Addressing food insecurity is both the right thing to do and the smart thing to do. In order to combat its negative economic and social effects, we must pay financial and operational attention to the drastic increase in people facing food crises in the region, as well as the evolving dynamics and causes of the problem. That is why the work of the Food Crisis Prevention Network is so important. With your help, the international community can work to ensure we meet not only people’s immediate humanitarian needs but also work to build resilience and reduce the underlying causes of food insecurity from conflict, climate variability and lack of economic opportunity.

There is a growing consensus that transforming agro-food systems to increase their efficiency, inclusivity, resilience, and sustainability is a crucial step in achieving the 2030 Agenda for Sustainable Development.

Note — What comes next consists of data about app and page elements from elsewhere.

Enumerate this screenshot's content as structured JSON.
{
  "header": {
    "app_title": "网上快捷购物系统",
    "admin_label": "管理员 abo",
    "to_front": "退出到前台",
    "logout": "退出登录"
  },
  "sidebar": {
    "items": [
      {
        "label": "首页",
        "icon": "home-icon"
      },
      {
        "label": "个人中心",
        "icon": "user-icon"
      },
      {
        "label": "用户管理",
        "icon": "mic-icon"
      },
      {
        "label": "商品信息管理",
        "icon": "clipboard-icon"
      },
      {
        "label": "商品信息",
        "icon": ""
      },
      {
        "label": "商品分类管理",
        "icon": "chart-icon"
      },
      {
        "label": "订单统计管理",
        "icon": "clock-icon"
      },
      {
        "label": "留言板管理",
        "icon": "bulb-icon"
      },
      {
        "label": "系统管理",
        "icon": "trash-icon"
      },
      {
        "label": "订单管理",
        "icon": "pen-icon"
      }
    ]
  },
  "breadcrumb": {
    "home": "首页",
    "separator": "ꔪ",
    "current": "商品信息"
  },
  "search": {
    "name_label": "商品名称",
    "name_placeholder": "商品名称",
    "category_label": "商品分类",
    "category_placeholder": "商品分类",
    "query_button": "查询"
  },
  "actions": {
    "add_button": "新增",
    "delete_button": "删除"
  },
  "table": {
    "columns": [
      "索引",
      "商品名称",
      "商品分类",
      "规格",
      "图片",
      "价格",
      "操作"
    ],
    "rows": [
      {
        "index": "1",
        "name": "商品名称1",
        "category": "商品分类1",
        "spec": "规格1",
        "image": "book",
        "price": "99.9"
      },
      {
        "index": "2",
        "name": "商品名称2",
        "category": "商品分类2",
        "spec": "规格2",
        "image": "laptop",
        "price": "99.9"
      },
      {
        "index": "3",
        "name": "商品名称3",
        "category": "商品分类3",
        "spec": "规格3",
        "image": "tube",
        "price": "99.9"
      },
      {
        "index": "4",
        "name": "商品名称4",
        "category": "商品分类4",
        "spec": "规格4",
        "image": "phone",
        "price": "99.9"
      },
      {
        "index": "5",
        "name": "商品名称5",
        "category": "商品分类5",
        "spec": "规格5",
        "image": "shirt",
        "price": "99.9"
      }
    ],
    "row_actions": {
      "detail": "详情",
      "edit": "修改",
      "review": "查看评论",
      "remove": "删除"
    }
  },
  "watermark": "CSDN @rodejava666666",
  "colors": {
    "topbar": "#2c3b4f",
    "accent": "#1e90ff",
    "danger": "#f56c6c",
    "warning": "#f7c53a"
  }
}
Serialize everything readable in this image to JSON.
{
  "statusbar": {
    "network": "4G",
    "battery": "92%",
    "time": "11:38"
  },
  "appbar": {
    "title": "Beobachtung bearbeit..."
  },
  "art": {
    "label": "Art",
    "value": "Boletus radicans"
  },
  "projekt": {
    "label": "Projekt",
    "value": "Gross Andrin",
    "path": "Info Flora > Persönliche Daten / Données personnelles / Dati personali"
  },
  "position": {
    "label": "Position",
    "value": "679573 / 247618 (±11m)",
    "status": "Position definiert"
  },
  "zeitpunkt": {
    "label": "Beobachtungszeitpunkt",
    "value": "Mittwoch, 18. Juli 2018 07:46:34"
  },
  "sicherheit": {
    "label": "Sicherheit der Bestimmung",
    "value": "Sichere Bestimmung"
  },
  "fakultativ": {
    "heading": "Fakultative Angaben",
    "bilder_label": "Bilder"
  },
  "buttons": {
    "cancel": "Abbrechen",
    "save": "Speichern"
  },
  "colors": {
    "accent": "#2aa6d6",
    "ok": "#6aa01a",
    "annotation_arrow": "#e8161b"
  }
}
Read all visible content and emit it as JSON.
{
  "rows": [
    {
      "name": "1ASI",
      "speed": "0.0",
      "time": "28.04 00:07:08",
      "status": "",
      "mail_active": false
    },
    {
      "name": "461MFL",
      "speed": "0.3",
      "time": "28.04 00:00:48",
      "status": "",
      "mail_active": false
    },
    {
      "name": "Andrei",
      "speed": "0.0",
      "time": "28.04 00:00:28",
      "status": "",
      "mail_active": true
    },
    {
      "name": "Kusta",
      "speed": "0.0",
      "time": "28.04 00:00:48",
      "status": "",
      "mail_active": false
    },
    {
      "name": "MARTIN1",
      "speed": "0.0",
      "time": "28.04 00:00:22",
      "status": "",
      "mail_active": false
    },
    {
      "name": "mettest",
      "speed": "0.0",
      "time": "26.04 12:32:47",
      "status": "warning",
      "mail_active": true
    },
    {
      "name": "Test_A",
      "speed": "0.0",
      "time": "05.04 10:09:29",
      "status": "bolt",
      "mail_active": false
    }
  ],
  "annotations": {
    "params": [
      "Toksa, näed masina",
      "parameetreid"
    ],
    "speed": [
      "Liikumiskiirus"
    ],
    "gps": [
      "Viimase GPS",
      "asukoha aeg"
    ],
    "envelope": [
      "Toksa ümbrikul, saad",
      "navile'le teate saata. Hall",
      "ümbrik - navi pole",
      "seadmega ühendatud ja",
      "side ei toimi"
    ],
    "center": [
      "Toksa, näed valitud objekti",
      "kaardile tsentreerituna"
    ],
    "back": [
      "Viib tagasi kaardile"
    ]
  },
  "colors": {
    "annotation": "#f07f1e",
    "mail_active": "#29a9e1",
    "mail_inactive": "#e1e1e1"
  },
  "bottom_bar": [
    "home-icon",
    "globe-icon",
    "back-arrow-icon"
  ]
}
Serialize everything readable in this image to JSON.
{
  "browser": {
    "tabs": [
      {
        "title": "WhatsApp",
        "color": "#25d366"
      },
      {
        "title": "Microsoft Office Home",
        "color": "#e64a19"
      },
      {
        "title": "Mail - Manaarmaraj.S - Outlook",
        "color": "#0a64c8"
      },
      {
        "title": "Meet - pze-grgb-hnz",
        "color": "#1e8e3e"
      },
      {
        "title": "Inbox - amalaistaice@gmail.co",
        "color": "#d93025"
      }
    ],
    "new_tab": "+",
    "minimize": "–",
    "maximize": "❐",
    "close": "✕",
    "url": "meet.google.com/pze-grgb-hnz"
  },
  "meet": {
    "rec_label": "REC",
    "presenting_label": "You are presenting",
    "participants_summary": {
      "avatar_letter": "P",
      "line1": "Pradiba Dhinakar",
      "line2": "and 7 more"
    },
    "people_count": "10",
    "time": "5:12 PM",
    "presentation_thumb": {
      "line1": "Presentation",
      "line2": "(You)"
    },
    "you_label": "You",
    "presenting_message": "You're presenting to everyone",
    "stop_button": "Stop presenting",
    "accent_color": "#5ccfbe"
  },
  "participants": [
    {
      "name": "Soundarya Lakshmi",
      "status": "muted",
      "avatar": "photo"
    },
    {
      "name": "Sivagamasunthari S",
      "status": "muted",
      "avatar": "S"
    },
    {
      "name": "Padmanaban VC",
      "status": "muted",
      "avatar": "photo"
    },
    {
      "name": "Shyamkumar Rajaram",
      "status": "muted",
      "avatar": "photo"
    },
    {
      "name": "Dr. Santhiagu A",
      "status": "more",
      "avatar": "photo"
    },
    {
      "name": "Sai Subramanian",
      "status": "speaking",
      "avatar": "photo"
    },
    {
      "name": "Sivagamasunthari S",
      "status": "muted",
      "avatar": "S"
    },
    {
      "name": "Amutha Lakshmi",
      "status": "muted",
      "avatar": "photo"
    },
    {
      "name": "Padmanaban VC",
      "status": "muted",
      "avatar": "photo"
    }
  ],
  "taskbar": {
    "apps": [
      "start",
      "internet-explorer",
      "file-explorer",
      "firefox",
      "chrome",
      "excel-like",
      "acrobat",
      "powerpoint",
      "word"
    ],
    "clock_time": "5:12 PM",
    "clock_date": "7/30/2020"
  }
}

The first United Nations Food Systems Summit, held in September 2021, and the Food Systems Summit Review held at the end of July 2023 highlighted both strong political will and support for innovative solutions and strategies to transform agro-food systems. These include everything from combating food waste, to fostering climate-smart agriculture, and promoting low-cost, high impact interventions such as school meals programs.

From our perspective, part of the solution involved recognizing the rapid growth and role of small and medium-sized enterprises in national value chains in the Sahel and West Africa. Governments should invest in the growth and expansion of SMEs, and invest at the district and municipal levels to expand the presence of wholesale markets. At the national level, such investment will develop road infrastructure, information communication technology, and electrification. All of this will help ease market conditions and result in more supply at better prices for consumers.

Let’s also keep in mind that the region’s demographics also contribute to the current crisis. With over 60 percent of the region’s population under 25 years of age, it is essential to find suitable solutions to meet the particular needs of youth and women, including support for job creation. The RPCA network can play a key role in this by influencing national governments to adopt policies to ensure national value chains are inclusive and efficient and that programs focus on improving the livelihoods of women and youth.

The Food Crisis Prevention Network is playing a key role in this complex, current context and can do even more to address these challenges. We need to be bold. We need to be innovative. And we need to be creative if we want to inspire the changes we want to see.

In conclusion, I would like to congratulate and thank, on behalf of all technical and financial partners, the authorities of Cabo Verde for their constant commitment and investment in favor of food security.

Thank you for your kind attention